The 39-year-old, of Moray, who has 6% of his vision remaining, will lead a group of 10 cyclists who are raising money for national disability charity Sense.
They hope to ride 969 miles from Land’s End to John O’Groats from September 9 to 17 as part of the Deloitte Ride Across Britain event. It’s the first time it has been attempted on a fat bike.
Steve, who has Retinitis Pigmentosa and is originally from New Zealand, said: “The decision to participate in the Ride Across Britain is my way of showing support for a cause that is close to my heart. The people at Sense do incredible work supporting people with sight and hearing impairments to lead full and active lives. I was honoured, last year, to meet some of the people they work with, as well as the committed staff and volunteers that support them.

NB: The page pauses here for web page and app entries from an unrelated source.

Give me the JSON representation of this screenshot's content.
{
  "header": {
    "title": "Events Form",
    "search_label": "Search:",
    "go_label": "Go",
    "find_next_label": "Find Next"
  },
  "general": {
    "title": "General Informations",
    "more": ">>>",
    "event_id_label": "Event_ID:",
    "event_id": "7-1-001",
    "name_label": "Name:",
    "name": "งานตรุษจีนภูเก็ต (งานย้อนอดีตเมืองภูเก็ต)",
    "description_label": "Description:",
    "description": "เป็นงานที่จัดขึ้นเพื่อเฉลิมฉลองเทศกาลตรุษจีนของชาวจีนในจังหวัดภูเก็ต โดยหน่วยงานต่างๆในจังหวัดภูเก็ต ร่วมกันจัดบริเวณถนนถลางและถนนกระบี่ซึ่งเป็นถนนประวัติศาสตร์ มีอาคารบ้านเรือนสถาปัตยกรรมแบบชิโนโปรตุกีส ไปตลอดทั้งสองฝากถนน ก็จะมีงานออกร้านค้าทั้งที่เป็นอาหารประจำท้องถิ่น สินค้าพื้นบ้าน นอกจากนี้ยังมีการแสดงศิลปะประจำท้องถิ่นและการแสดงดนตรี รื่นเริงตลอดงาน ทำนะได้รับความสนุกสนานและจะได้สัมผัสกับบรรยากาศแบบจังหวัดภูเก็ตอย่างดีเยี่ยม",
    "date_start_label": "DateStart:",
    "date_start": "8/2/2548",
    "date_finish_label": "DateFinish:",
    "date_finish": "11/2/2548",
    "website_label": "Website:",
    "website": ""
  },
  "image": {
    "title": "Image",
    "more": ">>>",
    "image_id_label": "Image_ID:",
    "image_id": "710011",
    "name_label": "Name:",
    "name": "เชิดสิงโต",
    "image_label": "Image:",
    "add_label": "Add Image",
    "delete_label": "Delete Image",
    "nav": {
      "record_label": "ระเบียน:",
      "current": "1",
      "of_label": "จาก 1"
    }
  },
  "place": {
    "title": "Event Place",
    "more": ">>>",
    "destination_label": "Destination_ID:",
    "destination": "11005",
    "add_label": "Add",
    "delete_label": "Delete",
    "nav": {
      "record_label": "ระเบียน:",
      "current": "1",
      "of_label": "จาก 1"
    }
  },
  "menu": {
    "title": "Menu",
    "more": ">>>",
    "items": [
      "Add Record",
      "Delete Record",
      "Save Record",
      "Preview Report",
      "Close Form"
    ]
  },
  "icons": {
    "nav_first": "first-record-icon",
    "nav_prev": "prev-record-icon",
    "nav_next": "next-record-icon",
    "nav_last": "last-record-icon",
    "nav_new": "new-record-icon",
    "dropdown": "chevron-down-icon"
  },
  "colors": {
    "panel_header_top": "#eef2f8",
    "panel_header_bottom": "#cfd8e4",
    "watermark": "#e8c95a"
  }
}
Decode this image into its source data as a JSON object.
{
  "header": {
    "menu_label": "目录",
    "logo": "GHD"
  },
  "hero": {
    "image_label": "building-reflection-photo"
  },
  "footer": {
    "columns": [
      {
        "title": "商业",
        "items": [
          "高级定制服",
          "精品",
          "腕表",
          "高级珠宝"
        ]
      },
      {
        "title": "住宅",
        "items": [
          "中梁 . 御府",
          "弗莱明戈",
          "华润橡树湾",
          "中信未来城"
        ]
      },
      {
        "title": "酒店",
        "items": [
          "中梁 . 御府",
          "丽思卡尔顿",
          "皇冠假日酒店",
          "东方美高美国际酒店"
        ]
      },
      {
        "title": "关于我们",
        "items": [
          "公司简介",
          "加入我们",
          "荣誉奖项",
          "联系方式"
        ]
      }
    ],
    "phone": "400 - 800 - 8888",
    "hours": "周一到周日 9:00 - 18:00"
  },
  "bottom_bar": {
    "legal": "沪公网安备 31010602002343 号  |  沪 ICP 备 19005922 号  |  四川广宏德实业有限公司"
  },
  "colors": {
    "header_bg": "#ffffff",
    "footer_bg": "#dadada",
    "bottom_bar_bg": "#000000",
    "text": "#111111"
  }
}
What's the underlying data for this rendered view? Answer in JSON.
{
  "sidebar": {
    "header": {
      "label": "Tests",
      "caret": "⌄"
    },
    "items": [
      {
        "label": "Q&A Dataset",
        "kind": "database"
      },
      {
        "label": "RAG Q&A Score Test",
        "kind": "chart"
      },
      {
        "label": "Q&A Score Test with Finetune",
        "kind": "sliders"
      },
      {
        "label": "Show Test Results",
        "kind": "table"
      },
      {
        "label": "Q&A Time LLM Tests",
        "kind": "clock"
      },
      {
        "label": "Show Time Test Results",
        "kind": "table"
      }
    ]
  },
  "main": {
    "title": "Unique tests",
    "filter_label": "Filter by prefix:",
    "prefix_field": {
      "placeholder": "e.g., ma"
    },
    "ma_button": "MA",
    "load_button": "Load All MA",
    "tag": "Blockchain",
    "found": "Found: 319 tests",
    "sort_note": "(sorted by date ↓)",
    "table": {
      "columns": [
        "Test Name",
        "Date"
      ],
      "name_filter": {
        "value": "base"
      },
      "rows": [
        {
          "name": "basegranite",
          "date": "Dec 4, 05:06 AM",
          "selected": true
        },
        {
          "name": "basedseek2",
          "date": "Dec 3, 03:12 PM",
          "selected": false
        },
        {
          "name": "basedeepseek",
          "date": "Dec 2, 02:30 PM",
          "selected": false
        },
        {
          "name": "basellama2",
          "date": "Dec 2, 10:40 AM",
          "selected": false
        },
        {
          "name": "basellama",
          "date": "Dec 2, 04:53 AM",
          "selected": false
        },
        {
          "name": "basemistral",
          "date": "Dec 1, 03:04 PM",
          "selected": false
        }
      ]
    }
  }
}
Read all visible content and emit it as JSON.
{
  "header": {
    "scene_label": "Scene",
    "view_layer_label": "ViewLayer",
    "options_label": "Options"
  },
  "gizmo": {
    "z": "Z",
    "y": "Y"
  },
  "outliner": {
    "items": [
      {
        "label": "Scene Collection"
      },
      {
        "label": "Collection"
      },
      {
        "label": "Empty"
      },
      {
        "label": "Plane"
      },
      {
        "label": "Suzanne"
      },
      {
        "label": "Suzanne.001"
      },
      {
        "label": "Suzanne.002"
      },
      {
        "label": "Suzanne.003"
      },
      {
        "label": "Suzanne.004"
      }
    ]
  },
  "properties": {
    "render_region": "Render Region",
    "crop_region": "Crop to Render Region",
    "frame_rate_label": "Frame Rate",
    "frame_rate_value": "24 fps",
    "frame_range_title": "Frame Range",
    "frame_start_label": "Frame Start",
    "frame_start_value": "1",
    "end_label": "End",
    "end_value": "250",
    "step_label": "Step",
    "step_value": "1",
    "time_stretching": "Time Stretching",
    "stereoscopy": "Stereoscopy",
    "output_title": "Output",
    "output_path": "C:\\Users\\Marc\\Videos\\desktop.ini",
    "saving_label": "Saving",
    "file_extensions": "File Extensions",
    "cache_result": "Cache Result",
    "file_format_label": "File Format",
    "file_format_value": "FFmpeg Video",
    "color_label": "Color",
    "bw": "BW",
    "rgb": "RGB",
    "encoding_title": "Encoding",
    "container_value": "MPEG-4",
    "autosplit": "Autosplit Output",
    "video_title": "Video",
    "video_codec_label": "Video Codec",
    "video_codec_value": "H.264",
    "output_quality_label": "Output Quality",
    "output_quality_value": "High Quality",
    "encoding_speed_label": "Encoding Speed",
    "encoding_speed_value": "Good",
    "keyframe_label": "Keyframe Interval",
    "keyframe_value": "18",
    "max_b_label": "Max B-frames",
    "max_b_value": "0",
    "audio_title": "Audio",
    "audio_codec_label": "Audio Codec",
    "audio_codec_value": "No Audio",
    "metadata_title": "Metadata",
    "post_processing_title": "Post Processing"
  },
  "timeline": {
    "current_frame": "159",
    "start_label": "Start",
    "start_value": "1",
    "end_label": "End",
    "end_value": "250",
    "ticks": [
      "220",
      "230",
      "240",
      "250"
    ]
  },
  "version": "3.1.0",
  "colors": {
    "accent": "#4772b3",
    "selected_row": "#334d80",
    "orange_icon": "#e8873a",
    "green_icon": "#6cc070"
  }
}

“I now can’t wait to take to the road on my fat bike. The bike [which is fitted with extra wide tyres and normally better suited to off-road terrain] will make the journey more challenging and I’m sure I’ll get lots of odd looks from the other cyclists. But, I’m keen to show that if you put your mind to something, you can achieve it.”
Richard Kramer, Deputy Chief Executive of Sense, said: “We are tremendously excited to have a double gold medal winning Paralympian as our ambassador for the prestigious Ride Across Britain event.
“Steve is wonderful person and an inspirational figure, who has overcome incredible challenges to achieve what he has, and demonstrate that where there is disability, there is ability.”
Steve is no stranger to epic firsts. Prior to his heroics at the 2016 Paralympics, in 2013 Steve became the first visually impaired climber to solo El Capitan, a 3000ft rock face in the Yosemite Valley, California.